■ WHAT IS REQUIRED ■
Scan the records below and copy every line that contains the string "label".

■ INFORMATION GIVEN ■

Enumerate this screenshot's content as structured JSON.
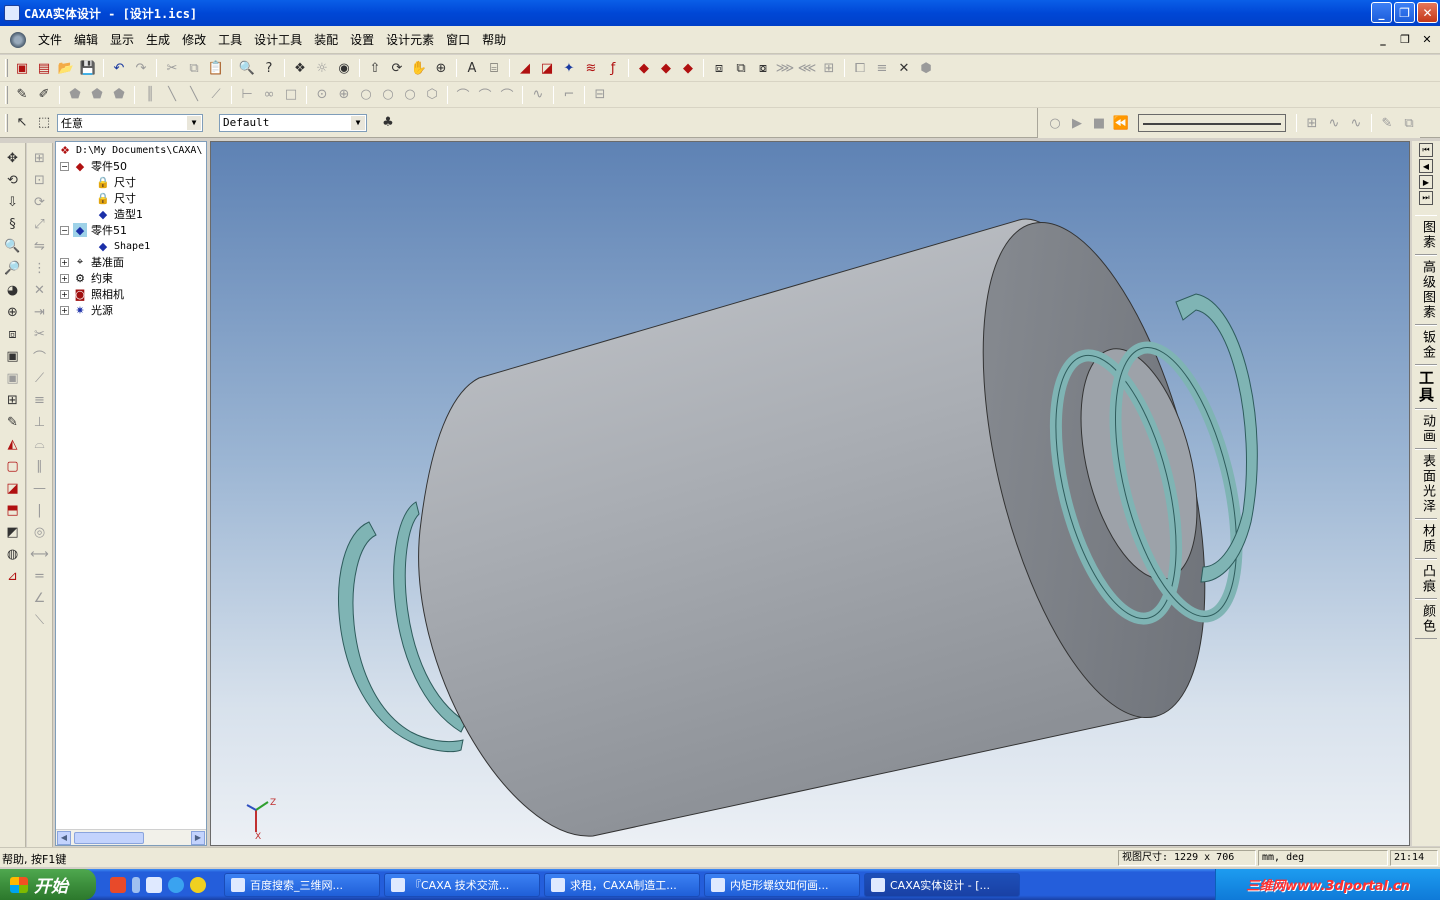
{
  "window": {
    "title": "CAXA实体设计 - [设计1.ics]",
    "buttons": [
      "_",
      "❐",
      "✕"
    ]
  },
  "menu": [
    "文件",
    "编辑",
    "显示",
    "生成",
    "修改",
    "工具",
    "设计工具",
    "装配",
    "设置",
    "设计元素",
    "窗口",
    "帮助"
  ],
  "mdi_buttons": [
    "_",
    "❐",
    "✕"
  ],
  "toolbar3": {
    "filter_value": "任意",
    "style_value": "Default"
  },
  "tree": {
    "root": "D:\\My Documents\\CAXA\\",
    "part50": "零件50",
    "dim1": "尺寸",
    "dim2": "尺寸",
    "shape_model": "造型1",
    "part51": "零件51",
    "shape1": "Shape1",
    "datum": "基准面",
    "constraint": "约束",
    "camera": "照相机",
    "light": "光源"
  },
  "axes": {
    "z": "Z",
    "x": "X"
  },
  "right_tabs": [
    "图素",
    "高级图素",
    "钣金",
    "工具",
    "动画",
    "表面光泽",
    "材质",
    "凸痕",
    "颜色"
  ],
  "right_active": "工具",
  "status": {
    "help": "帮助, 按F1键",
    "view_size": "视图尺寸: 1229 x  706",
    "units": "mm, deg",
    "time": "21:14"
  },
  "taskbar": {
    "start": "开始",
    "tasks": [
      "百度搜索_三维网...",
      "『CAXA 技术交流...",
      "求租，CAXA制造工...",
      "内矩形螺纹如何画...",
      "CAXA实体设计 - [..."
    ],
    "watermark": "三维网www.3dportal.cn"
  },
  "colors": {
    "titlebar": "#0a5fe8",
    "viewport_top": "#5e82b4",
    "viewport_bottom": "#ecf0f5",
    "cylinder": "#a9adb2",
    "spring": "#7fb4b4"
  }
}
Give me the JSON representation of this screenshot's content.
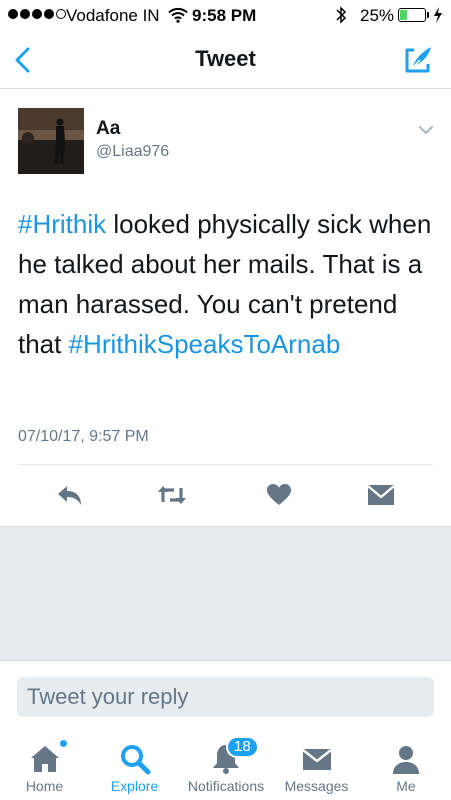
{
  "status_bar": {
    "carrier": "Vodafone IN",
    "time": "9:58 PM",
    "battery_percent": "25%",
    "battery_level": 0.25,
    "signal_bars": 4,
    "signal_total": 5
  },
  "nav": {
    "title": "Tweet"
  },
  "tweet": {
    "author_name": "Aa",
    "author_handle": "@Liaa976",
    "text_parts": [
      {
        "text": "#Hrithik",
        "hashtag": true
      },
      {
        "text": " looked physically sick when he talked about her mails. That is a man harassed. You can't pretend that ",
        "hashtag": false
      },
      {
        "text": "#HrithikSpeaksToArnab",
        "hashtag": true
      }
    ],
    "timestamp": "07/10/17, 9:57 PM"
  },
  "reply": {
    "placeholder": "Tweet your reply"
  },
  "tab_bar": {
    "items": [
      {
        "label": "Home",
        "icon": "home-icon"
      },
      {
        "label": "Explore",
        "icon": "search-icon"
      },
      {
        "label": "Notifications",
        "icon": "bell-icon",
        "badge": "18"
      },
      {
        "label": "Messages",
        "icon": "envelope-icon"
      },
      {
        "label": "Me",
        "icon": "person-icon"
      }
    ],
    "active": "Explore"
  },
  "colors": {
    "accent": "#1da1f2",
    "hashtag": "#1b95e0",
    "icon_gray": "#657786",
    "background_gray": "#e6ecf0"
  }
}
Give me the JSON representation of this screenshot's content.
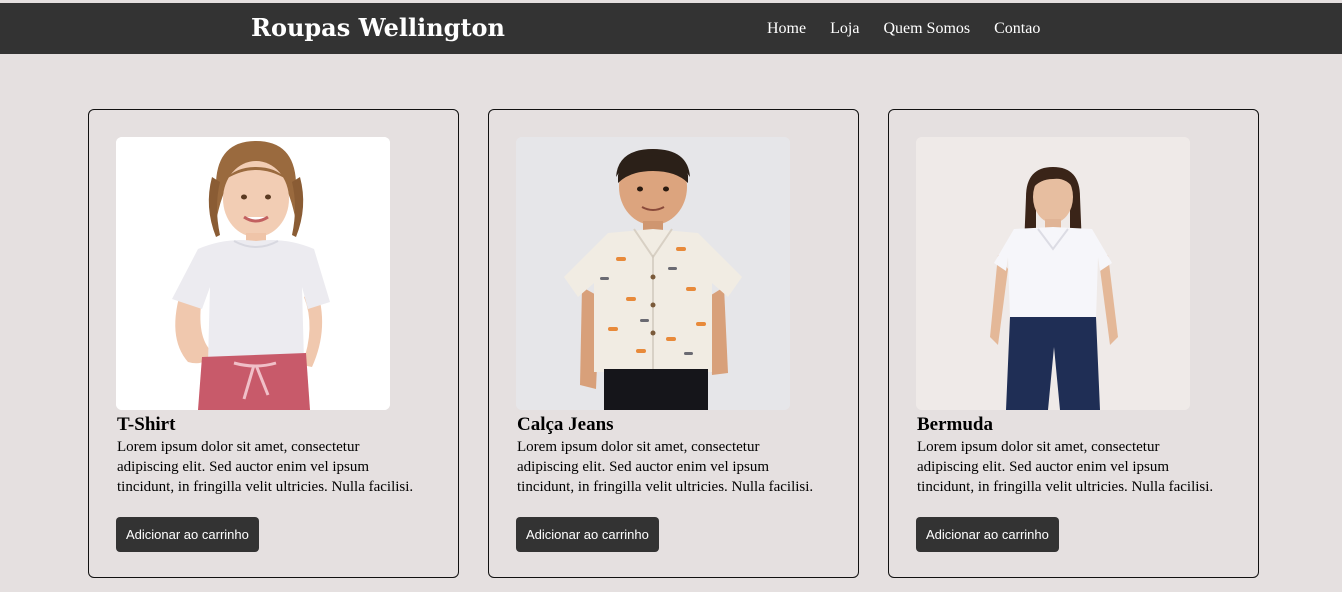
{
  "header": {
    "brand": "Roupas Wellington",
    "nav": [
      "Home",
      "Loja",
      "Quem Somos",
      "Contao"
    ]
  },
  "products": [
    {
      "title": "T-Shirt",
      "description": "Lorem ipsum dolor sit amet, consectetur adipiscing elit. Sed auctor enim vel ipsum tincidunt, in fringilla velit ultricies. Nulla facilisi.",
      "button": "Adicionar ao carrinho"
    },
    {
      "title": "Calça Jeans",
      "description": "Lorem ipsum dolor sit amet, consectetur adipiscing elit. Sed auctor enim vel ipsum tincidunt, in fringilla velit ultricies. Nulla facilisi.",
      "button": "Adicionar ao carrinho"
    },
    {
      "title": "Bermuda",
      "description": "Lorem ipsum dolor sit amet, consectetur adipiscing elit. Sed auctor enim vel ipsum tincidunt, in fringilla velit ultricies. Nulla facilisi.",
      "button": "Adicionar ao carrinho"
    }
  ],
  "colors": {
    "header_bg": "#333333",
    "page_bg": "#e5e0e0",
    "button_bg": "#333333",
    "text_light": "#ffffff"
  }
}
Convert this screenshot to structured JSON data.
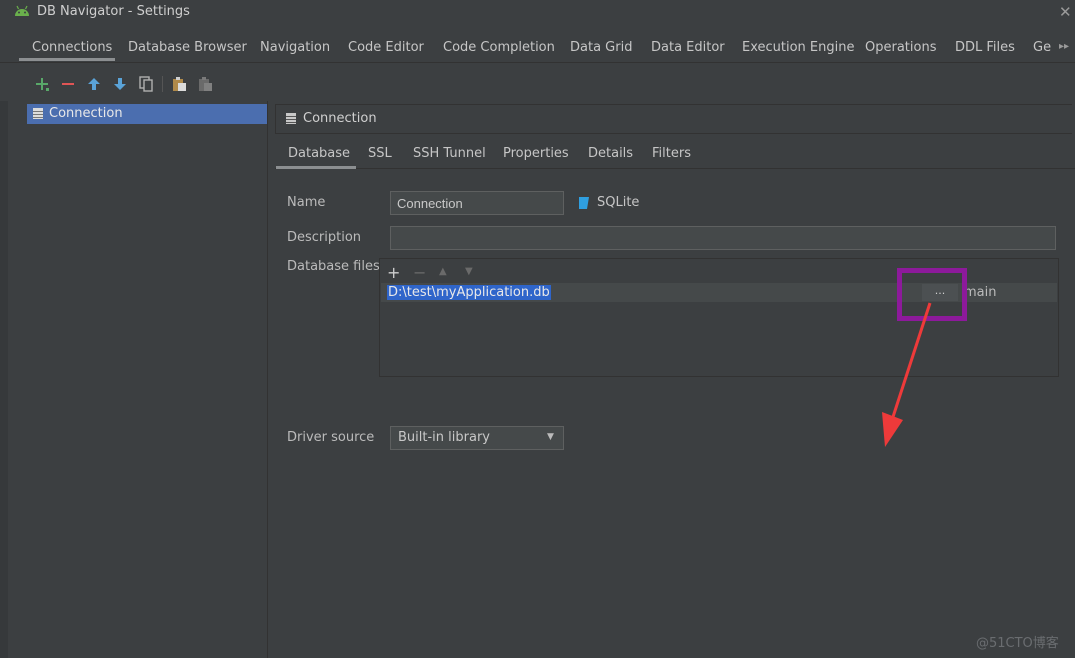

■ PROBLEM SOLUTION ■
        "label": "Home",
        "label": "Explore",
        "label": "Notifications",
        "label": "Messages",
        "label": "Me",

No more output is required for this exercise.